What to work on –
For every line below, set down an identical copy.

Material supplied –
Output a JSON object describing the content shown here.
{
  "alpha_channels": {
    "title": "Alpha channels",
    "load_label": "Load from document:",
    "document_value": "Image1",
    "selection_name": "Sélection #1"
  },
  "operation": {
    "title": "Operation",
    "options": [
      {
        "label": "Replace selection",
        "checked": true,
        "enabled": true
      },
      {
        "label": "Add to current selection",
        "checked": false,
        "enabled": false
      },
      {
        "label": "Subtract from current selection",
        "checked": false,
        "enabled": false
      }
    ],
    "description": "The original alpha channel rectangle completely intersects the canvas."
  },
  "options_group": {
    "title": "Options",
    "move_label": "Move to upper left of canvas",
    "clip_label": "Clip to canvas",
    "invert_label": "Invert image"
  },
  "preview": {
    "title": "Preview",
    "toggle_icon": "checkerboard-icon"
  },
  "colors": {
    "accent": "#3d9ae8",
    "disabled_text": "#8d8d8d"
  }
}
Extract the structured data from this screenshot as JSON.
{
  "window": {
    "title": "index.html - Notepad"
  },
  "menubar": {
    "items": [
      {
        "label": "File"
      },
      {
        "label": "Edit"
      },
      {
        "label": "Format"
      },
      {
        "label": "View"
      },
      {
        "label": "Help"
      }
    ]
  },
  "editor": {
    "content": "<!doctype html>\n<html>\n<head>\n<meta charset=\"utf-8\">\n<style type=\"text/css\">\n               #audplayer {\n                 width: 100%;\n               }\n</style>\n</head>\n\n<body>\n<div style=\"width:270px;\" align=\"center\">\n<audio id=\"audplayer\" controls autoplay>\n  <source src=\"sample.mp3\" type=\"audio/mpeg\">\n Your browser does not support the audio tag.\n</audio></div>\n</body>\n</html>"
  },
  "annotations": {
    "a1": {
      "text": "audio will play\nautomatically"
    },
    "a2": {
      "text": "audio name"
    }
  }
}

Exercise result –
Output a JSON object describing the content shown here.
{
  "alpha_channels": {
    "title": "Alpha channels",
    "load_label": "Load from document:",
    "document_value": "Image1",
    "selection_name": "Sélection #1"
  },
  "operation": {
    "title": "Operation",
    "options": [
      {
        "label": "Replace selection",
        "checked": true,
        "enabled": true
      },
      {
        "label": "Add to current selection",
        "checked": false,
        "enabled": false
      },
      {
        "label": "Subtract from current selection",
        "checked": false,
        "enabled": false
      }
    ],
    "description": "The original alpha channel rectangle completely intersects the canvas."
  },
  "options_group": {
    "title": "Options",
    "move_label": "Move to upper left of canvas",
    "clip_label": "Clip to canvas",
    "invert_label": "Invert image"
  },
  "preview": {
    "title": "Preview",
    "toggle_icon": "checkerboard-icon"
  },
  "colors": {
    "accent": "#3d9ae8",
    "disabled_text": "#8d8d8d"
  }
}
Extract the structured data from this screenshot as JSON.
{
  "window": {
    "title": "index.html - Notepad"
  },
  "menubar": {
    "items": [
      {
        "label": "File"
      },
      {
        "label": "Edit"
      },
      {
        "label": "Format"
      },
      {
        "label": "View"
      },
      {
        "label": "Help"
      }
    ]
  },
  "editor": {
    "content": "<!doctype html>\n<html>\n<head>\n<meta charset=\"utf-8\">\n<style type=\"text/css\">\n               #audplayer {\n                 width: 100%;\n               }\n</style>\n</head>\n\n<body>\n<div style=\"width:270px;\" align=\"center\">\n<audio id=\"audplayer\" controls autoplay>\n  <source src=\"sample.mp3\" type=\"audio/mpeg\">\n Your browser does not support the audio tag.\n</audio></div>\n</body>\n</html>"
  },
  "annotations": {
    "a1": {
      "text": "audio will play\nautomatically"
    },
    "a2": {
      "text": "audio name"
    }
  }
}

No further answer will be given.